The issues surrounding the 2016 elections in North Carolina are fundamentally similar to the issues that framed the explosive politics of the Wilmington Insurrection and Rosanell Eaton’s time in the civil-rights movement, and the same probably holds nationwide. Instead of local firebrands like Furnifold Simmons, Donald Trump is the main force weaponizing white rage and grievance across the country, and his constant invocations of black and Latino criminality plot a course eerily similar to Simmons’s invectives about “Negro rule” and rape.
Calls to “Make America Great Again” echo the Redeemers’ apocalyptic charges, and politicians across the country have become infected with its rhetoric. Some, like Kentucky Governor Matt Bevin, seem to have channeled Redeemers directly. “It breaks my heart to think that it might be their blood is needed to redeem something,” he said in a speech in Washington, “to reclaim something that we, through our apathy and our indifference, have given away.”
It is possible this turn of the wheel is different, and the ghosts of Jim Crow really no longer haunt society or the fight over voting rights. Republicans in the state can point to their results over the past decade—a state that has increasingly turned red even as its demographics seem to shift blue—as proof that their goal is simply to win, and not to disenfranchise on the basis of race.
That’s certainly the view of Carter Wrenn, a legendary Carolinian conservative strategist, commentator, and former aide to Senator Helms. "African American voters, going back to the ’60s, voted overwhelmingly Democratic,” he told me. “So, if you try to skew the voter laws against Democrats, African Americans are gonna suffer or they’re gonna experience the skew disproportionately, because they vote heavily Democratic. … I don’t think Republicans sat down and said ‘our goal is to make it harder for African Americans to vote for racial reasons.’ I think they said ‘this will make it harder for Democrats to vote.’ And that included African Americans naturally.”
Wrenn did not have answers for the questions that seem to spring naturally from his own explanation: Why do Republicans today seem to need to contract the electorate as much as possible to win, why does that contraction almost necessarily fall on lines of race, and can its necessity be separated from larger social friction about the loss of white electoral and social power?
If anything, history suggests that race and racism are perhaps the real answers here; not simple ancillaries to political maneuvering, but its first considerations. The concepts are inseparable, and disenfranchisement of black voters has been central to the duel between Republicans and Democrats since Emancipation.
The voting laws under which North Carolina operated for the vast majority of its history were dictated by white supremacy. That black voters historically turn out less than white voters is directly connected to the century-long campaign to disenfranchise them. That black voters overwhelmingly back Democrats is inseparable from the two parties’ emphatic reversal 65 years later on voting rights. That they turned out heavily for Barack Obama in 2008 must be considered within the context of a half-century drought of black political representation between the two Reconstructions.

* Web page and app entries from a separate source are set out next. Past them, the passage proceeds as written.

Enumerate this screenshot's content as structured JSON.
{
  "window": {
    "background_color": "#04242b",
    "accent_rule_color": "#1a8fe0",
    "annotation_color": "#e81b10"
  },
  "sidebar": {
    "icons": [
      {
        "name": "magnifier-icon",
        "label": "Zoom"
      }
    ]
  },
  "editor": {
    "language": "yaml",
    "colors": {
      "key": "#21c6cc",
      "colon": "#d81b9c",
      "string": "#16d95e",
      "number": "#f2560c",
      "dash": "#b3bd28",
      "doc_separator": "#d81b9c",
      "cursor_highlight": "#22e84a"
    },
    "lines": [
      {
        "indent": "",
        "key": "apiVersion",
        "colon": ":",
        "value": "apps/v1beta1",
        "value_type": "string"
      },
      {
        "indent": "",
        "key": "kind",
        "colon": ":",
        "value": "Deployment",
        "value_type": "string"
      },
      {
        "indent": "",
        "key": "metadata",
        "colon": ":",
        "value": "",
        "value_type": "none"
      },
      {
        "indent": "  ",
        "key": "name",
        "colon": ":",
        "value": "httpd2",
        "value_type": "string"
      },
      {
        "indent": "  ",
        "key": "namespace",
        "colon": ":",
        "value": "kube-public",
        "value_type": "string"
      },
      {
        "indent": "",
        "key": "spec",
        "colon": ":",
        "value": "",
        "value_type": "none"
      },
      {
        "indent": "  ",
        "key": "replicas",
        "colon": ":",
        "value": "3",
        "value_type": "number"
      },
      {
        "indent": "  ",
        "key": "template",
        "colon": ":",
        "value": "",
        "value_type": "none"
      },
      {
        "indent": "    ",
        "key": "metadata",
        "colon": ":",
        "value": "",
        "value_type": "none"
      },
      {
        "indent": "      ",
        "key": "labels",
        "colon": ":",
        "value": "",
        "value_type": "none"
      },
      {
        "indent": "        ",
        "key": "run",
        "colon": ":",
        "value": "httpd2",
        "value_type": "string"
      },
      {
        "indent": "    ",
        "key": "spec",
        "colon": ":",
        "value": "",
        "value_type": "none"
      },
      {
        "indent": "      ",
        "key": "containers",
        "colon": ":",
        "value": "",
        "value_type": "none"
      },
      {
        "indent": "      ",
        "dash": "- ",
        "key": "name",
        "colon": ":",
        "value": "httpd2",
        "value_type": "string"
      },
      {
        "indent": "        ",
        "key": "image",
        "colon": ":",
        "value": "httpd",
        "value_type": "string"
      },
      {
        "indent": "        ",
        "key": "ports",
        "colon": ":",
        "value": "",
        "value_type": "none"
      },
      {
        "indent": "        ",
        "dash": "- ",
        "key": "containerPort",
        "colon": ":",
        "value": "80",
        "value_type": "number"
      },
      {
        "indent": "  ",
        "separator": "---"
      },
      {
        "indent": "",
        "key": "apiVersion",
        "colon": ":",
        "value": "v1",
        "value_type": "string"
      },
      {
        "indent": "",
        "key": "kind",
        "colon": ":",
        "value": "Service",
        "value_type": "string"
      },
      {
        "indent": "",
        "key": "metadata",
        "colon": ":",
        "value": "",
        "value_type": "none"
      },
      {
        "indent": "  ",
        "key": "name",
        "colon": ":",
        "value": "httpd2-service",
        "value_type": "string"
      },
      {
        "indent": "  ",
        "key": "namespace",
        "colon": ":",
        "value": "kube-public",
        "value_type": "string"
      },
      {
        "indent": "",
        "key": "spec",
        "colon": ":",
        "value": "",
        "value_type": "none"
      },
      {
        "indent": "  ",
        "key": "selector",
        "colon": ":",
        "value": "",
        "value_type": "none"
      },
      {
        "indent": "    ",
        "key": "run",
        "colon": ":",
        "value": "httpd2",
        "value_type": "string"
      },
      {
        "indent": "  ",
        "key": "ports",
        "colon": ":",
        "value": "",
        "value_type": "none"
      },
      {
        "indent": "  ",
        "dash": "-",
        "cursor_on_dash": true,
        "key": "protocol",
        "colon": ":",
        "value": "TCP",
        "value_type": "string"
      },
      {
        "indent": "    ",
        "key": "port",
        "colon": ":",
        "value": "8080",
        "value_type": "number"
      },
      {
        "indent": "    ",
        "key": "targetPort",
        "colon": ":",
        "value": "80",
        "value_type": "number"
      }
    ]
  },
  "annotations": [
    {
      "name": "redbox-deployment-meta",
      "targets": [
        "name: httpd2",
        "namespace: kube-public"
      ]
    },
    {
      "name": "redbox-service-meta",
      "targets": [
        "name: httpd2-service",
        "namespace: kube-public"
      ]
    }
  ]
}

Barber believes that this nationwide battle over voting rights, and the reawakening of fear and white rage across the country, are direct descendants of those moments. If Barber is right, history is mixed on the long-term prospects for racial progress, and civil-rights gains may be more precarious than they seem.
“I believe we’re in the adolescent stages of a Third Reconstruction,” he told me. “People are beginning to wake up in some ways and beginning to see that something is at stake when it comes to the very heart and soul of America.”

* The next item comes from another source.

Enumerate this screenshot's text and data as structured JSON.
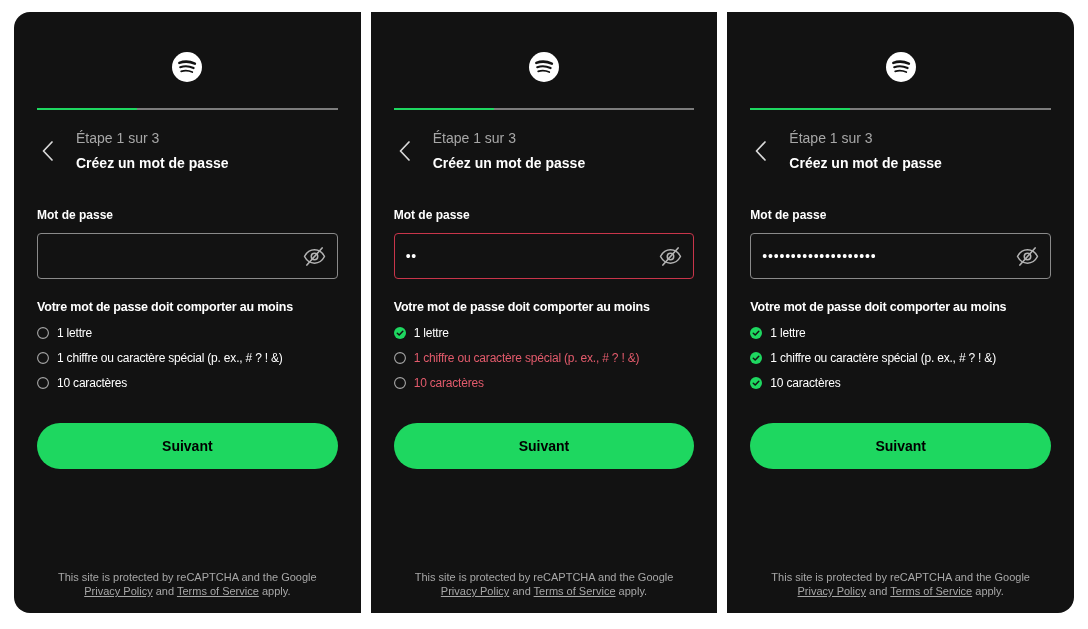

Even if he’s right, though, it’s not clear whether it will prove more durable than its predecessors.